Who while reading her letters … is not amazed by their high style, and their deep thoughts, so useful above all for the saving of souls? Although in them she speaks in her own vernacular, since she did not know letters, nevertheless she entered into the power of God using the key to his depths, so that to anyone who looks into them carefully they will seem to be by Paul rather than Catherine – by an apostle rather than some girl [cuiuscumque puelle]. She dictated these letters quickly, without the slightest delay, as if she was reading what she spoke from a book placed before her. I myself often saw her dictating at the same time to two different secretaries two different letters, addressed to different persons and on different subjects, and neither secretary ever had to wait even a moment for the dictation he was taking, nor did either of them hear anything except what was intended for him.
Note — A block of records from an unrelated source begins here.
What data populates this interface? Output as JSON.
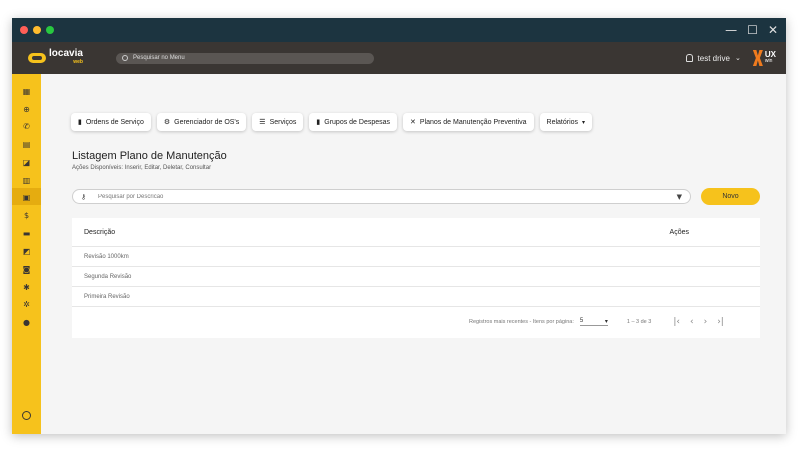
{
  "app": {
    "logo_text": "locavia",
    "logo_sub": "web",
    "menu_search_placeholder": "Pesquisar no Menu",
    "user_label": "test drive",
    "brand_ux": "UX",
    "brand_win": "win"
  },
  "window_controls": [
    "—",
    "☐",
    "✕"
  ],
  "sidebar": {
    "icons": [
      "report-icon",
      "add-circle-icon",
      "phone-icon",
      "document-icon",
      "car-icon",
      "clipboard-icon",
      "reports-icon",
      "money-icon",
      "truck-icon",
      "car-wash-icon",
      "car-front-icon",
      "settings-icon",
      "asterisk-icon",
      "info-icon",
      "whatsapp-icon"
    ],
    "active_index": 6
  },
  "tabs": [
    {
      "label": "Ordens de Serviço",
      "icon": "document-icon"
    },
    {
      "label": "Gerenciador de OS's",
      "icon": "gear-icon"
    },
    {
      "label": "Serviços",
      "icon": "list-icon"
    },
    {
      "label": "Grupos de Despesas",
      "icon": "file-money-icon"
    },
    {
      "label": "Planos de Manutenção Preventiva",
      "icon": "tools-icon"
    },
    {
      "label": "Relatórios",
      "icon": "chevron-down-icon"
    }
  ],
  "page": {
    "title": "Listagem Plano de Manutenção",
    "subtitle": "Ações Disponíveis: Inserir, Editar, Deletar, Consultar"
  },
  "search": {
    "placeholder": "Pesquisar por Descricao"
  },
  "novo_label": "Novo",
  "table": {
    "headers": [
      "Descrição",
      "Ações"
    ],
    "rows": [
      "Revisão 1000km",
      "Segunda Revisão",
      "Primeira Revisão"
    ]
  },
  "footer": {
    "label": "Registros mais recentes - Itens por página:",
    "page_size": "5",
    "range": "1 – 3 de 3",
    "pager": [
      "|‹",
      "‹",
      "›",
      "›|"
    ]
  }
}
If we then turn to the book that she composed in her own language, manifestly at the dictation of the Holy Spirit, who could imagine or believe that it was done by a woman? Its style is so lofty that one can scarcely find Latin expressions equal to the loftiness of its style, as indeed I myself have found in the Latin translation in which I am engaged at present. Her thoughts [sententiae] are at the same time so lofty and so profound that if you heard them read out in Latin you would think that they were the work of none other than Aurelius Augustinus.– Raimondo da Capua, Legenda maior sive Legenda admirabilis virginis Catherine de Senis.
This assessment of Catherine of Siena's writings by Raymond of Capua, her confessor and (when he wrote his authoritative Legenda of Catherine) Master General of the Dominican Order, addresses directly the theme of this volume and the conference on which it is based. Raymond presents Catherine as an auctor on the level of the highest scriptural and Patristic authorities – in other words, as an intellectual leader.